→ TASK PROMPT: Please reproduce all of the entries exactly, without omitting any.

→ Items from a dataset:
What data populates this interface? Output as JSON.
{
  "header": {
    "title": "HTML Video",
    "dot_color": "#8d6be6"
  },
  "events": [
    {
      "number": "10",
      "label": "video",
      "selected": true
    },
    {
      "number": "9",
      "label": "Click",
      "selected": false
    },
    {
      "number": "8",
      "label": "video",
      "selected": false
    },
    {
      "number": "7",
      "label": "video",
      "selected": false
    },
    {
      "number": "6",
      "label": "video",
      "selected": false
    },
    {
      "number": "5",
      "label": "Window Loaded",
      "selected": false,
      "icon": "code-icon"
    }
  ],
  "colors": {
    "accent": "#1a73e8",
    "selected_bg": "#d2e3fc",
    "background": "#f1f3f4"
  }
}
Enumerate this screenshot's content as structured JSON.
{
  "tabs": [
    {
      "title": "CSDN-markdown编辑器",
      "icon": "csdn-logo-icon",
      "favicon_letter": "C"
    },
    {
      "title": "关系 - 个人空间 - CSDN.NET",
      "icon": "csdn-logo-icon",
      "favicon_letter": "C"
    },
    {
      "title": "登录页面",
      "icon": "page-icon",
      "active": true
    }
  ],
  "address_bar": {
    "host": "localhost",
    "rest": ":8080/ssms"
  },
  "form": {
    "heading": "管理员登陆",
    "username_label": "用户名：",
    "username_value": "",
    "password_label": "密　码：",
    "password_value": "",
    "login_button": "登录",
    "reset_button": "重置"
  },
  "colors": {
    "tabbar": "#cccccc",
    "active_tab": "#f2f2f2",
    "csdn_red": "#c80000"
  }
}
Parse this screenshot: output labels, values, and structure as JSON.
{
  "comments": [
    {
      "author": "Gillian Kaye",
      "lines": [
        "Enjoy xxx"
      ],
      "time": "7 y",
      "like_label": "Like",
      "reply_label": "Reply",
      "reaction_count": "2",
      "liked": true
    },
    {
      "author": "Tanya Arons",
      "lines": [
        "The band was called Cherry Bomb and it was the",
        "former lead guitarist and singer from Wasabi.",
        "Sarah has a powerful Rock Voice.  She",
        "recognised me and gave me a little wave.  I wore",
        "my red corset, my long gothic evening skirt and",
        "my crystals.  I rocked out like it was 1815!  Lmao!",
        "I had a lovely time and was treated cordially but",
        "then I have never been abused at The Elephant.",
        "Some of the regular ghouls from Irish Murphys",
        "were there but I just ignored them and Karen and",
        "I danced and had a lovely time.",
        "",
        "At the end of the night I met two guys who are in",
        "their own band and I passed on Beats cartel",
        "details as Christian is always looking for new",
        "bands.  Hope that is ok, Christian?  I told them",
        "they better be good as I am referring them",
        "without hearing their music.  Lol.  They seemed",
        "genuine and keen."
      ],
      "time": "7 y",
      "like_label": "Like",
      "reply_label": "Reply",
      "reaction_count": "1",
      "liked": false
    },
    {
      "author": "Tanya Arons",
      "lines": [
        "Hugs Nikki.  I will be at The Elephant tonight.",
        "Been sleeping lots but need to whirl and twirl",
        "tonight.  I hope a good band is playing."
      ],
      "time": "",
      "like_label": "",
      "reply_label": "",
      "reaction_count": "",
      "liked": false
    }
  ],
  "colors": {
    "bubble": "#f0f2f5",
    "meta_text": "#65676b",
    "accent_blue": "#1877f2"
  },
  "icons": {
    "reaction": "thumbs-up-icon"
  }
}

→ ANSWER BELOW:
What data populates this interface? Output as JSON.
{
  "header": {
    "title": "HTML Video",
    "dot_color": "#8d6be6"
  },
  "events": [
    {
      "number": "10",
      "label": "video",
      "selected": true
    },
    {
      "number": "9",
      "label": "Click",
      "selected": false
    },
    {
      "number": "8",
      "label": "video",
      "selected": false
    },
    {
      "number": "7",
      "label": "video",
      "selected": false
    },
    {
      "number": "6",
      "label": "video",
      "selected": false
    },
    {
      "number": "5",
      "label": "Window Loaded",
      "selected": false,
      "icon": "code-icon"
    }
  ],
  "colors": {
    "accent": "#1a73e8",
    "selected_bg": "#d2e3fc",
    "background": "#f1f3f4"
  }
}
Enumerate this screenshot's content as structured JSON.
{
  "tabs": [
    {
      "title": "CSDN-markdown编辑器",
      "icon": "csdn-logo-icon",
      "favicon_letter": "C"
    },
    {
      "title": "关系 - 个人空间 - CSDN.NET",
      "icon": "csdn-logo-icon",
      "favicon_letter": "C"
    },
    {
      "title": "登录页面",
      "icon": "page-icon",
      "active": true
    }
  ],
  "address_bar": {
    "host": "localhost",
    "rest": ":8080/ssms"
  },
  "form": {
    "heading": "管理员登陆",
    "username_label": "用户名：",
    "username_value": "",
    "password_label": "密　码：",
    "password_value": "",
    "login_button": "登录",
    "reset_button": "重置"
  },
  "colors": {
    "tabbar": "#cccccc",
    "active_tab": "#f2f2f2",
    "csdn_red": "#c80000"
  }
}
Parse this screenshot: output labels, values, and structure as JSON.
{
  "comments": [
    {
      "author": "Gillian Kaye",
      "lines": [
        "Enjoy xxx"
      ],
      "time": "7 y",
      "like_label": "Like",
      "reply_label": "Reply",
      "reaction_count": "2",
      "liked": true
    },
    {
      "author": "Tanya Arons",
      "lines": [
        "The band was called Cherry Bomb and it was the",
        "former lead guitarist and singer from Wasabi.",
        "Sarah has a powerful Rock Voice.  She",
        "recognised me and gave me a little wave.  I wore",
        "my red corset, my long gothic evening skirt and",
        "my crystals.  I rocked out like it was 1815!  Lmao!",
        "I had a lovely time and was treated cordially but",
        "then I have never been abused at The Elephant.",
        "Some of the regular ghouls from Irish Murphys",
        "were there but I just ignored them and Karen and",
        "I danced and had a lovely time.",
        "",
        "At the end of the night I met two guys who are in",
        "their own band and I passed on Beats cartel",
        "details as Christian is always looking for new",
        "bands.  Hope that is ok, Christian?  I told them",
        "they better be good as I am referring them",
        "without hearing their music.  Lol.  They seemed",
        "genuine and keen."
      ],
      "time": "7 y",
      "like_label": "Like",
      "reply_label": "Reply",
      "reaction_count": "1",
      "liked": false
    },
    {
      "author": "Tanya Arons",
      "lines": [
        "Hugs Nikki.  I will be at The Elephant tonight.",
        "Been sleeping lots but need to whirl and twirl",
        "tonight.  I hope a good band is playing."
      ],
      "time": "",
      "like_label": "",
      "reply_label": "",
      "reaction_count": "",
      "liked": false
    }
  ],
  "colors": {
    "bubble": "#f0f2f5",
    "meta_text": "#65676b",
    "accent_blue": "#1877f2"
  },
  "icons": {
    "reaction": "thumbs-up-icon"
  }
}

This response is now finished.